On Sunday, a capsule carrying samples of a distant asteroid landed safely in the desert in Utah. The samples, collected by NASA’s OSIRIS-REx spacecraft, are the largest amount of asteroid material ever returned to Earth.
OSIRIS-REx was launched in 2016, and spent two years traveling through space to reach an asteroid named Bennu. The goal of the mission was to collect samples from the asteroid. Bennu is over 200 million miles (320 million kilometers) away from Earth. When the spacecraft reached the asteroid, it began to orbit it, getting closer and closer.
Finally, in 2020, the spacecraft touched the surface of the asteroid for several seconds, using a special arm to blow air and suck up dust and pebbles. The arm actually collected so much material that its lid wouldn’t close.
Since that time, the OSIRIS-REx has been heading toward Earth. Early on Sunday, the spacecraft released the capsule containing the asteroid sample. The capsule shot through the Earth’s atmosphere at speeds of up to 27,650 mph (44,500 kph), reaching temperatures over 5,000º Fahrenheit (2,760º Celsius). The outer shell of the capsule protected it from the high temperatures.
As the capsule slowed down and its temperatures dropped, a parachute opened, slowing its fall. In spite of its long and challenging trip, the capsule landed in the Utah desert, less than a meter (about a yard) away from NASA’s target landing spot.
Soon, workers from NASA arrived and wrapped the capsule up so it could be flown by helicopter to a nearby “clean room“. The capsule has now been taken to NASA’s Johnson Space Center in Houston, Texas, where a very special lab has been set up to handle the asteroid sample.
Scientists believe that studying asteroids like Bennu will tell them what things were like when the Solar System began to form about 4.5 billion years ago. Scientists believe that the materials that make up asteroids may have led to life on Earth.
On Tuesday, the sample container will be opened. The material in the container is expected to be, by far, the largest sample ever brought back from an asteroid. Scientists aren’t sure how much the sample will weigh, but they think it may be around 8.8 ounces (250 grams).

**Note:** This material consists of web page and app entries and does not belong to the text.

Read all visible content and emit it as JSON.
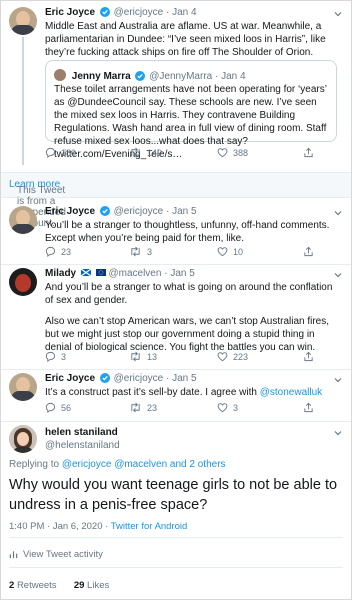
{
  "tweets": [
    {
      "name": "Eric Joyce",
      "handle": "@ericjoyce",
      "date": "Jan 4",
      "text": "Middle East and Australia are aflame. US at war. Meanwhile, a parliamentarian in Dundee: “I’ve seen mixed loos in Harris”, like they’re fucking attack ships on fire off The Shoulder of Orion.",
      "quote": {
        "name": "Jenny Marra",
        "handle": "@JennyMarra",
        "date": "Jan 4",
        "text": "These toilet arrangements have not been operating for ‘years’ as @DundeeCouncil say. These schools are new. I’ve seen the mixed sex loos in Harris. They contravene Building Regulations. Wash hand area in full view of dining room. Staff refuse mixed sex loos...what does that say? twitter.com/Evening_Tele/s…"
      },
      "replies": "180",
      "retweets": "149",
      "likes": "388"
    },
    {
      "name": "Eric Joyce",
      "handle": "@ericjoyce",
      "date": "Jan 5",
      "text": "You’ll be a stranger to thoughtless, unfunny, off-hand comments. Except when you’re being paid for them, like.",
      "replies": "23",
      "retweets": "3",
      "likes": "10"
    },
    {
      "name": "Milady",
      "handle": "@macelven",
      "date": "Jan 5",
      "text1": "And you’ll be a stranger to what is going on around the conflation of sex and gender.",
      "text2": "Also we can’t stop American wars, we can’t stop Australian fires, but we might just stop our government doing a stupid thing in denial of biological science. You fight the battles you can win.",
      "replies": "3",
      "retweets": "13",
      "likes": "223"
    },
    {
      "name": "Eric Joyce",
      "handle": "@ericjoyce",
      "date": "Jan 5",
      "text_before": "It’s a construct past it’s sell-by date. I agree with ",
      "mention": "@stonewalluk",
      "replies": "56",
      "retweets": "23",
      "likes": "3"
    }
  ],
  "suspended": {
    "text": "This Tweet is from a suspended account.",
    "link": "Learn more"
  },
  "main": {
    "name": "helen staniland",
    "handle": "@helenstaniland",
    "replying_prefix": "Replying to ",
    "replying_to": "@ericjoyce @macelven",
    "replying_suffix": " and 2 others",
    "text": "Why would you want teenage girls to not be able to undress in a penis-free space?",
    "time": "1:40 PM · Jan 6, 2020 · ",
    "source": "Twitter for Android",
    "activity": "View Tweet activity",
    "retweets_count": "2",
    "retweets_label": "Retweets",
    "likes_count": "29",
    "likes_label": "Likes"
  },
  "colors": {
    "accent": "#1b95e0",
    "muted": "#657786",
    "text": "#14171a",
    "verified": "#1da1f2"
  },
  "icons": [
    "reply-icon",
    "retweet-icon",
    "like-icon",
    "share-icon",
    "chevron-down-icon",
    "verified-icon",
    "analytics-icon"
  ]
}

Scientists are excited about the sample because they believe it will be almost completely unspoiled.
The OSIRIS-REx mission will help scientists understand more about the early Solar System, and how life might have begun on Earth. Scientists will look for chemicals that are important to life, such as amino acids – the building blocks of proteins. They will also look for any signs that these simple molecules were starting to combine.

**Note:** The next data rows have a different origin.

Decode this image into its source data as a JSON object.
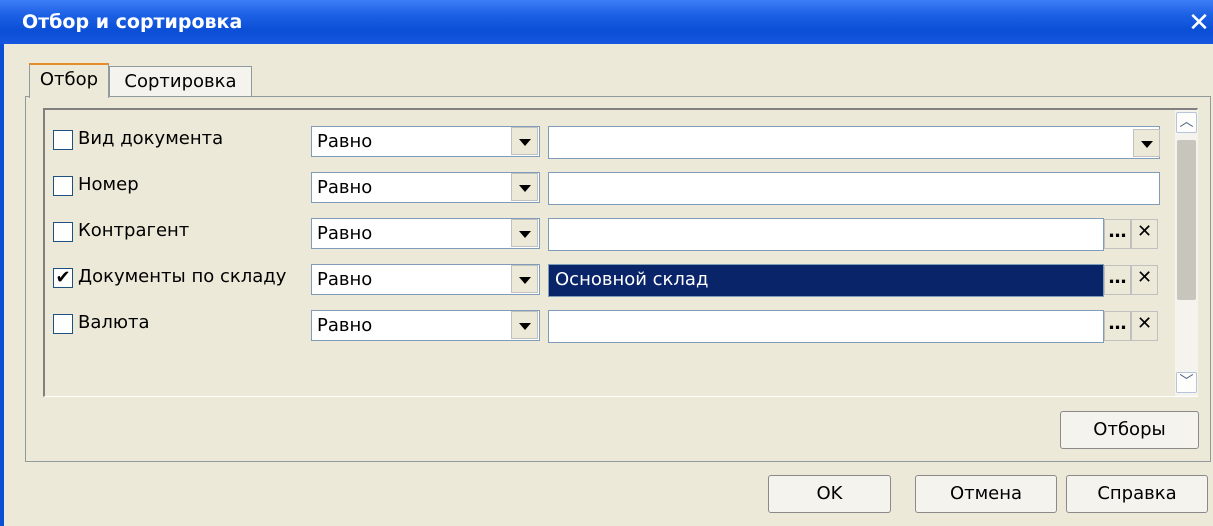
{
  "window": {
    "title": "Отбор и сортировка"
  },
  "tabs": [
    {
      "label": "Отбор",
      "active": true
    },
    {
      "label": "Сортировка",
      "active": false
    }
  ],
  "filters": [
    {
      "label": "Вид документа",
      "checked": false,
      "condition": "Равно",
      "value": "",
      "value_buttons": [
        "dropdown"
      ]
    },
    {
      "label": "Номер",
      "checked": false,
      "condition": "Равно",
      "value": "",
      "value_buttons": []
    },
    {
      "label": "Контрагент",
      "checked": false,
      "condition": "Равно",
      "value": "",
      "value_buttons": [
        "select",
        "clear"
      ]
    },
    {
      "label": "Документы по складу",
      "checked": true,
      "condition": "Равно",
      "value": "Основной склад",
      "value_buttons": [
        "select",
        "clear"
      ]
    },
    {
      "label": "Валюта",
      "checked": false,
      "condition": "Равно",
      "value": "",
      "value_buttons": [
        "select",
        "clear"
      ]
    }
  ],
  "buttons": {
    "filters": "Отборы",
    "ok": "OK",
    "cancel": "Отмена",
    "help": "Справка"
  },
  "icons": {
    "close": "close-icon",
    "select": "ellipsis-icon",
    "clear": "clear-x-icon",
    "dropdown": "chevron-down-icon",
    "checkmark": "checkmark-icon"
  },
  "colors": {
    "titlebar": "#0b4fd6",
    "selection": "#0a246a",
    "window_bg": "#ece9d8"
  }
}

And what about the OSIRIS-REx spacecraft? The spacecraft still has power and working equipment. So it’s been given a new mission. The OSIRIS-REx will now be called OSIRIS-APEX, and it will travel to another asteroid, called Apophis, to study it.
Did You Know…?
Japan has sent spacecraft to study asteroids twice before. Its first Hayabusa mission returned with a tiny amount of material from an asteroid. Last year, its Hayabusa2 mission collected material from both the surface and inside an asteroid. The Hayabusa2 successfully returned to Earth in December, 2020.
* OSIRIS-REx stands for Origins, Spectral Interpretation, Resource Identification, Security-Regolith Explorer.